I first noticed them in a number of restaurants around Yangon: rusted old tin signs in still-vibrant colors advertising a wealth of different products from whiskey to baby formula. They were evocative of a time and place that I knew very little about.
Some were familiar – advertisements for European imported items the likes of which I had seen in supermarkets around the city: Staedtler pencils, Nestle coffee, Horlick’s malted milk.
But others were for brands that had long since ceased to exist (Ebensen’s Danish butter, Bile Beans, and Sanatogen “brain tonic” anyone?).
Many of the signs appeared in two or three languages (in the case of the one for Tiger Balm, in four: Burmese, Mandarin, English, and Malay), and as such they spoke to a multilingual audience.
I was intrigued, and as I came to study them, what were initially pieces of quaint décor took on a new significance for me as some of the only remaining evidence of Burma’s distinctive cosmopolitan past.
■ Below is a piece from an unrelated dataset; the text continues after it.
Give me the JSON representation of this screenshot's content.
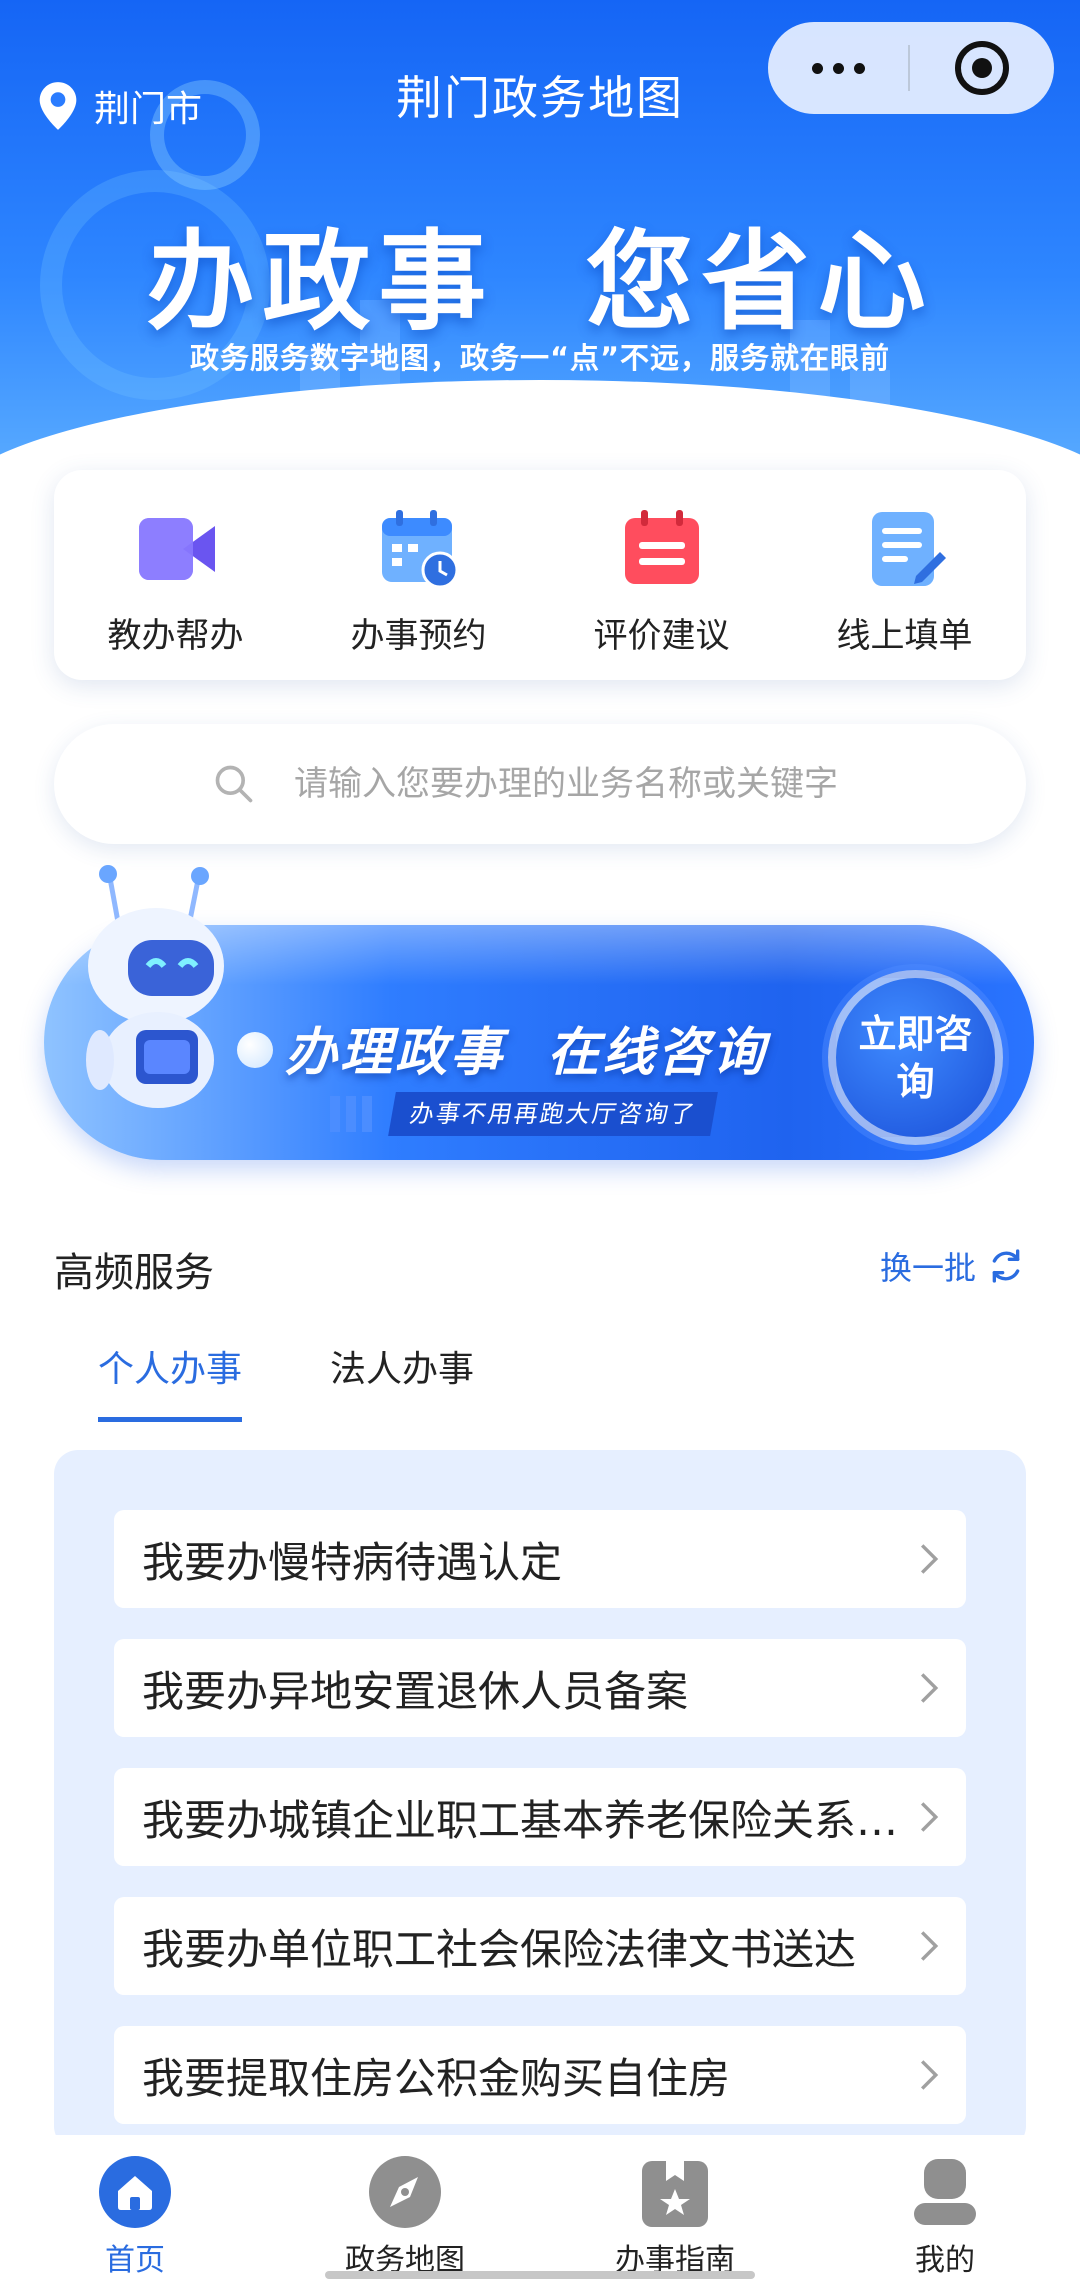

At the turn of the nineteenth-century, so the story goes, the British colony of Burma was exporting natural resources like rubber, teak and petroleum to the West and importing European manufactured goods.
But what few people know is that, gradually, as the century progressed, domestic Burmese manufacturing took on a more important role.
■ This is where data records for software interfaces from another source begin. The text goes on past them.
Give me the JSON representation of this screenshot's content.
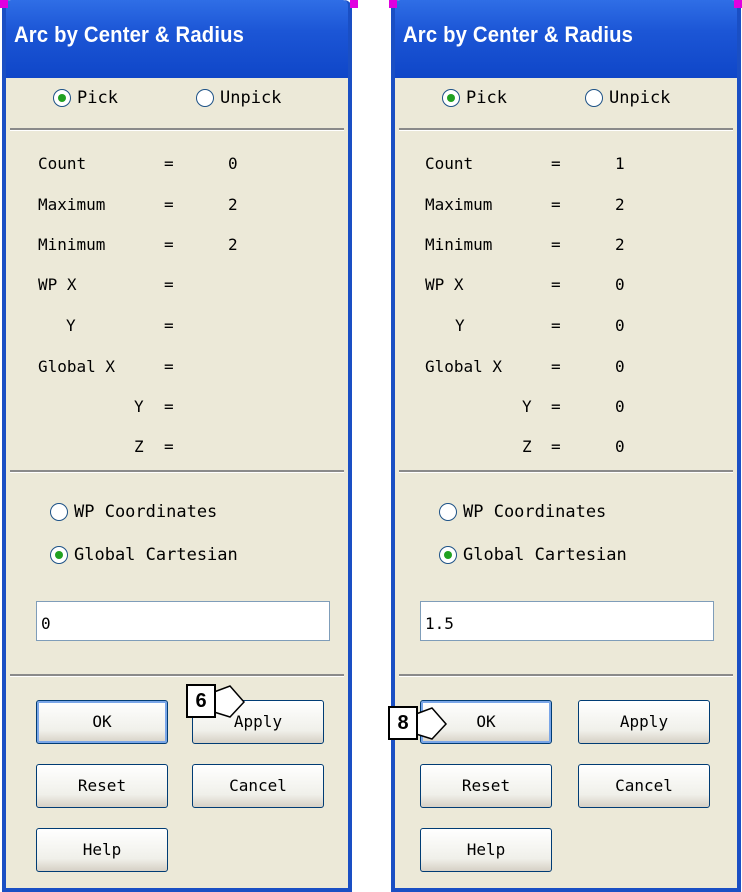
{
  "panels": [
    {
      "title": "Arc by Center & Radius",
      "pick_label": "Pick",
      "unpick_label": "Unpick",
      "info": [
        {
          "label": "Count",
          "eq": "=",
          "value": "0"
        },
        {
          "label": "Maximum",
          "eq": "=",
          "value": "2"
        },
        {
          "label": "Minimum",
          "eq": "=",
          "value": "2"
        },
        {
          "label": "WP X",
          "eq": "=",
          "value": ""
        },
        {
          "label": "Y",
          "eq": "=",
          "value": ""
        },
        {
          "label": "Global X",
          "eq": "=",
          "value": ""
        },
        {
          "label": "Y",
          "eq": "=",
          "value": ""
        },
        {
          "label": "Z",
          "eq": "=",
          "value": ""
        }
      ],
      "wp_coordinates_label": "WP Coordinates",
      "global_cartesian_label": "Global Cartesian",
      "input_value": "0",
      "ok_label": "OK",
      "apply_label": "Apply",
      "reset_label": "Reset",
      "cancel_label": "Cancel",
      "help_label": "Help",
      "callout": "6"
    },
    {
      "title": "Arc by Center & Radius",
      "pick_label": "Pick",
      "unpick_label": "Unpick",
      "info": [
        {
          "label": "Count",
          "eq": "=",
          "value": "1"
        },
        {
          "label": "Maximum",
          "eq": "=",
          "value": "2"
        },
        {
          "label": "Minimum",
          "eq": "=",
          "value": "2"
        },
        {
          "label": "WP X",
          "eq": "=",
          "value": "0"
        },
        {
          "label": "Y",
          "eq": "=",
          "value": "0"
        },
        {
          "label": "Global X",
          "eq": "=",
          "value": "0"
        },
        {
          "label": "Y",
          "eq": "=",
          "value": "0"
        },
        {
          "label": "Z",
          "eq": "=",
          "value": "0"
        }
      ],
      "wp_coordinates_label": "WP Coordinates",
      "global_cartesian_label": "Global Cartesian",
      "input_value": "1.5",
      "ok_label": "OK",
      "apply_label": "Apply",
      "reset_label": "Reset",
      "cancel_label": "Cancel",
      "help_label": "Help",
      "callout": "8"
    }
  ],
  "colors": {
    "titlebar": "#1c56d6",
    "panel_bg": "#ece9d8",
    "window_border": "#1a4fc4",
    "radio_dot": "#21a121"
  }
}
Though always smaller than the import trade, Burmese domestic products were marketed regionally.
For instance, Tiger Balm was first created in Burma in 1870, when an apothecary passed on his secret on to a pair of Chinese brothers named Haw and Par, who began to market the analgesic all along the Straits of Malacca and even further afield to Europe and China.
The brothers amassed a great fortune and became philanthropists, building (among other charitable ventures) a memorial hall (still standing) at the Yangon Centre for the Blind, complete with the brand’s logo, a leaping tiger, over the entrance.
As I researched these signs, a quick internet search turned up a number of other local manufacturers; they were the remnants of a Burmese industrial era gone-by.
There was the Dawood Match Co., Imperial Waters, Burma Enameled Iron Wares Ltd., Bo Ohn Thee Toy Company and the Burma Biscuit Factory to name a few.
In Yangon alone the Phoenix Coach Works made “dog carts, buggies, gharries and victorias”, Misquith and Co. made pianos, and the Diamond Co. made ice and aerated water.
Many of these companies proudly proclaimed that they were “Made in Burma” a slogan that is now distinctly hard to come by.
The largest market, however, was still for imported goods and it was in this area that advertising began to play a major role in dictating the Burmese encounter with modernity and the West.
In order to create a demand for foreign goods, importers began marketing to the Burmese consumer (foreign companies rarely had in-country advertising staff, and so they left the marketing of their products up to the local distributors, often Burmese).
In her book Refiguring Women, Colonialism and Modernity in Burma, Chie Ikeya suggests that these firms used a new rhetoric of “modernity” and “science” to sell their products.
At the same time, the “foreign” was becoming increasingly popular in Burmese advertisements.
Foreign English and Scottish products held a certain cache and Burmese consumers were told that they had to buy certain products in order to keep up with the rest of the world.
Take for example the almost comedic ad for “Peek Frean’s Famous English Rich Fruit Cake” that suggests it is perfect “for offerings to phongyis (monks) and receptions during water festival and new year.”
Such a strange adaptation of an English dessert for a Burmese holiday was not unusual, but whether or not Burmese consumers would go in for it was an entirely different question (as many modern Western brands new to Asia have discovered, what works in one place may not work in another).
At the end of the day, the Burmese consumer would decide what he or she wanted to buy, thereby dictating tastes and, ultimately, the path of Burma’s entrance into modernity.